A Bull market is when Stock Markets increase in value over a sustained period. You often hear people talk about a Bull Market or a Bear Market, and these are similar but opposite terms. A Bull Market is when Stock Market prices increase by around 20% or more over a sustained period. This can happen when the economy is growing strongly. A recent Bull Market occurred after the Global Financial Crisis in the late 2000s. Low interest rates and other government stimulus caused stocks to grow continuously for an extended period. But why is it called a Bull Market? When Bulls attack with there horns they swipe upwards. This compares to the Stock Market moving upwards in a Bull Market. You can see a Bull statues famously on Wall Street in New York, but other financial institutions also use them. They are typically seen as a symbol of good economic performance.

What is a Bear Market in Stock and Shares?

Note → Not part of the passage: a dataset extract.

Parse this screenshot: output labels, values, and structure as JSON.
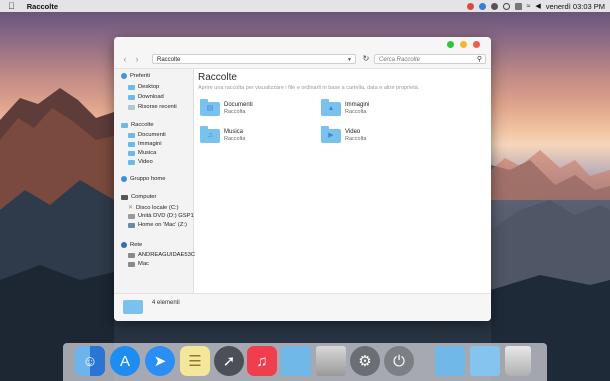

A Bear market is when Stock Markets decline in value over a sustained period. You often hear people talk about a Bull Market or a Bear Market, and these are similar but opposite terms. A Bear Market is when Stock Market prices decline by around 20% or more over a sustained period. This can happen when there are problems with an economy, perhaps during a recession. The Global Financial Crisis of the late 2000s or the .com bubble bursting in the early 2000s are examples of this. But why is it called a Bear Market? Well when a bear attacks you it swipes downwards with it paws. So the bear attacking downwards reflects the Stock Market heading downwards. This is of course the opposite of a Bull Market, where a bull attacks upwards with its horns!

What are Government and Corporate Bonds?

Bonds are a way for a Government or a Company to borrow money from Investors. If a Government or a Company needs to borrow large amounts of money they can sell Bonds. These are basically IOUs that you receive interest on. If you buy a 2 year Bond, at the end of the 2 years they will give you all your money back, and also some Interest on top to encourage you to lend them the money. So image your neighbour Suzy wants to expand her growing Lemonade business. She wants to open a new shop and buy some more equipment. Instead of going to a Bank or other lender, she decides to sell some Bonds to her neighbours. She thinks she will need to borrow the money for 1 year before she can earn enough to pay it all back, and she will need to raise £10,000. So she creates 10 Bonds, each worth £1,000 and she promises to pay you an extra £100 per year to make it worth your while. This means that that the Bonds have a 10% Yield (£100 is 10% of £1000 per year). You trust Suzy and have seen her business gr